According to the National Federation of Property Professionals (NFPP), the average fee for an estate agent is 1.5 per cent, with costs in the South East considerably more. Yet, across the country, fees vary and there’s no real guarantee of what you can expect to pay in any region or transaction before asking. The market isn’t the only agent dictating cost here.
Fees can often fluctuate by thousands of pounds in very competitive transactions.
There are generally four drivers in fees: the type of contract entered into, the will of the agent, the amount of competition, and the geographic region of sale.
The majority of estate agents pledge never to exceed 2.5% in fees but this is a commitment rarely adhered to even with properties under £600,000.
Once the agent has outlined their offer and you’ve demonstrated you’re not ignorant of the market knowledge involved, you’re ready to set about writing a contract.

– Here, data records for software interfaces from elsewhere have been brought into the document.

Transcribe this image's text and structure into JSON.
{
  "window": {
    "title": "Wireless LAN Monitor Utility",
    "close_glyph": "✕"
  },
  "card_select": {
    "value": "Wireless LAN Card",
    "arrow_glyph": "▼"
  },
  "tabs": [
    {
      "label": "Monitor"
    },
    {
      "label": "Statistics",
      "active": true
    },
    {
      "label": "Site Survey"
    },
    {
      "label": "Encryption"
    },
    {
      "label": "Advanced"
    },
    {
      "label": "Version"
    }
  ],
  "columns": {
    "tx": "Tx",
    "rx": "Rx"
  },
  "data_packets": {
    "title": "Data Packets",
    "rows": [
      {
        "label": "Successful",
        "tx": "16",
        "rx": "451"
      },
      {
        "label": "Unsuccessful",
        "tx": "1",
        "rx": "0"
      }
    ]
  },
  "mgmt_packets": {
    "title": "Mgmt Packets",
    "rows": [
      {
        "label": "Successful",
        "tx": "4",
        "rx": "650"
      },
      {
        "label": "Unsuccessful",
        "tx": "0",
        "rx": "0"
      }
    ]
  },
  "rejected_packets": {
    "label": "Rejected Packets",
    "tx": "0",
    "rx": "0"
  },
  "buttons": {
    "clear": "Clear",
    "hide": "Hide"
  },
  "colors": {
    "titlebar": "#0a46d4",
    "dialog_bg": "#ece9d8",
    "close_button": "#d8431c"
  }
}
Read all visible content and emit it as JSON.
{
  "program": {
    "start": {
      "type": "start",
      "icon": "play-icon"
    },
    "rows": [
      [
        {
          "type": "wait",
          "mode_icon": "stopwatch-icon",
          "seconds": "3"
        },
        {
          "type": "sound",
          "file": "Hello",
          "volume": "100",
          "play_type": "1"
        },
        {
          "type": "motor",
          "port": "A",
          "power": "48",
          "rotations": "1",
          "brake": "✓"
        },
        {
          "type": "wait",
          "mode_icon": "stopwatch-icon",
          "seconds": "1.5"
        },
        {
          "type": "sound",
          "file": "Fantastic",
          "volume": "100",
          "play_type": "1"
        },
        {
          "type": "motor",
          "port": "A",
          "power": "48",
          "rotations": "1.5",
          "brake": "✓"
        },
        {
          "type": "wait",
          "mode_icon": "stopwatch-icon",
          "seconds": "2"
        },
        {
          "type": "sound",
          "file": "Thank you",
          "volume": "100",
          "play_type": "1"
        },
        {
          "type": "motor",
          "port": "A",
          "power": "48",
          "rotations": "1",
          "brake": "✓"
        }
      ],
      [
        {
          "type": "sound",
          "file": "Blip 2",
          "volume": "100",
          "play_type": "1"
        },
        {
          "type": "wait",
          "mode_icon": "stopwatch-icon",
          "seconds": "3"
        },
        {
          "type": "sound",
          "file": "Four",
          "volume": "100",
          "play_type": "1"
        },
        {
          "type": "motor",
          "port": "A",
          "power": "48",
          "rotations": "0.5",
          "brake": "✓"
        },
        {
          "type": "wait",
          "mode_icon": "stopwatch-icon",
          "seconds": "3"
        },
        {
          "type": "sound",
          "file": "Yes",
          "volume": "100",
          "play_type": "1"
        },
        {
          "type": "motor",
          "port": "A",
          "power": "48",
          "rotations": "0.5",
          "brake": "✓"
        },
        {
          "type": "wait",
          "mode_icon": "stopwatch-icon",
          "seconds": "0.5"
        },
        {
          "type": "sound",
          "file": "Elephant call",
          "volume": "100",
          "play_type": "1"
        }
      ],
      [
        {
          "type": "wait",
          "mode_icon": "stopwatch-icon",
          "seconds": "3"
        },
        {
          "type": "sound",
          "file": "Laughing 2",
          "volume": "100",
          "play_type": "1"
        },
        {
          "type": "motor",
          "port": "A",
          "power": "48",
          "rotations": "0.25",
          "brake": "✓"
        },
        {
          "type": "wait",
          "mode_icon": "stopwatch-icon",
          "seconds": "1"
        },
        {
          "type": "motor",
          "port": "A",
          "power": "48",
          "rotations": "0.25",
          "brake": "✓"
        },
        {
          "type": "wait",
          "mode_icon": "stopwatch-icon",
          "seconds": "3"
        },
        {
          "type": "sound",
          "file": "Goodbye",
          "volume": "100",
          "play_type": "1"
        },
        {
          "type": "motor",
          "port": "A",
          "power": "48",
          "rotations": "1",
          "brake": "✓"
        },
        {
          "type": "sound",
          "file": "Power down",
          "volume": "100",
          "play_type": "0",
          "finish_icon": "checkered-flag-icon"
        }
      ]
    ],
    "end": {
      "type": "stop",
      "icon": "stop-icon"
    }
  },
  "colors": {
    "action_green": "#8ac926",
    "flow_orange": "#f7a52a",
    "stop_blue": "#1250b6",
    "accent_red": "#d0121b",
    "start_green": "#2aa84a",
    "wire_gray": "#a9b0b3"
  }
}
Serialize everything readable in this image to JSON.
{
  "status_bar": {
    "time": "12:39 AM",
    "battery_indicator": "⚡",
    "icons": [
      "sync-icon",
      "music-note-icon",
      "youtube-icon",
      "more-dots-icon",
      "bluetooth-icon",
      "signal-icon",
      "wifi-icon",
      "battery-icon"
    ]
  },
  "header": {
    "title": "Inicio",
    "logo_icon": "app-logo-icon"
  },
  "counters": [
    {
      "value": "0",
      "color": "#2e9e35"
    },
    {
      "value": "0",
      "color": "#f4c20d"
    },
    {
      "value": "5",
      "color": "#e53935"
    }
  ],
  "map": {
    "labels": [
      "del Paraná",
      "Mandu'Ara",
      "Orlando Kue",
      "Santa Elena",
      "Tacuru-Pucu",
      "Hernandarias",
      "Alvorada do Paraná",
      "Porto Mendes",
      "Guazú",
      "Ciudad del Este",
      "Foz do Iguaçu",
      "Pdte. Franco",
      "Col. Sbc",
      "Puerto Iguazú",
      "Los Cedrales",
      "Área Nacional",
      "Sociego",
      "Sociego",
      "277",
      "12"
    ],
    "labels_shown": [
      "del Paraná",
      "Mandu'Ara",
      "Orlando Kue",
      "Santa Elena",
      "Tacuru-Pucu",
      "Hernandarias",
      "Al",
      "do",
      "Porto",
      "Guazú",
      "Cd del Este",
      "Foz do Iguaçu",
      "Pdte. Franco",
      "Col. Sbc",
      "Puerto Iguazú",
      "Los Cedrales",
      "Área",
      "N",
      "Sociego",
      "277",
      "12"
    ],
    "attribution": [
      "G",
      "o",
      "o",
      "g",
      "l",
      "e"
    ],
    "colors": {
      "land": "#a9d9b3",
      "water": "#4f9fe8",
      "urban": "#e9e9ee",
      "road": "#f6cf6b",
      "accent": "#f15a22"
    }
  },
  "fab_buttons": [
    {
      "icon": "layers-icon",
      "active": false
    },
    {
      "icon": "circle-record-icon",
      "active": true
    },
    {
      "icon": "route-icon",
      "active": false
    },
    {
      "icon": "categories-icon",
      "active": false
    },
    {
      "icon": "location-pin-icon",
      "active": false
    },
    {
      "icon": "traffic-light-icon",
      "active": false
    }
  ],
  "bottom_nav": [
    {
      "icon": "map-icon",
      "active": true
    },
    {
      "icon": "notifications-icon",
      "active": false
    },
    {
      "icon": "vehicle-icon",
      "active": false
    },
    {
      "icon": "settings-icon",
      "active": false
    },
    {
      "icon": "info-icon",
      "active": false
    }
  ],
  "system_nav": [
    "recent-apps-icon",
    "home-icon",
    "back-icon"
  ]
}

The vast majority of estate agents ask for a minimum of six months of exclusive representation, but this is defined nowhere in law – aim to get this period down as much as possible. Agents may stipulate that six months is a conventional practice as if it’s mandatory but you’re entitled to haggle for a shorter contract and there’s no advantage in being unnecessarily contracted to any service.
A good technique is to offer 1.5 per cent but offers a higher fee if the agent manages to achieve a sale above the asking price. You’re free to decide how much in excess of the guide price earns the agent higher payment, but keep it competitive – don’t forget the end result: finding a buyer. Splitting hairs on decimal points will hinder progress. Adopting a fair but attractive stance for what’s on offer is a greater incentive in getting a property sold.
Watch out for estate agents pitching a ridiculously high sale price, the seller will only have to pay a higher commission following the transaction even if the price is reduced significantly in the process.
Never approach just one estate agent – go to two or three in the local area and get a good idea of fluctuations in fees. Find the devil in the detail and pick the agent who gives you a fair price for a deal that covers only what you need.
Never agree to any para-legal, brokering, or surveying advice offered by your estate agent – it’s like being asked to buy an expensive shoe-maintenance cream for the pair of boots you just bought in a shop. Do your homework and compare the services offered to those in the marketplace. Agents want you to use the services they recommend as generally they will receive a fee from the service provider for recommending you.
Always remember that there is no fixed price other than the fee on which you both agree.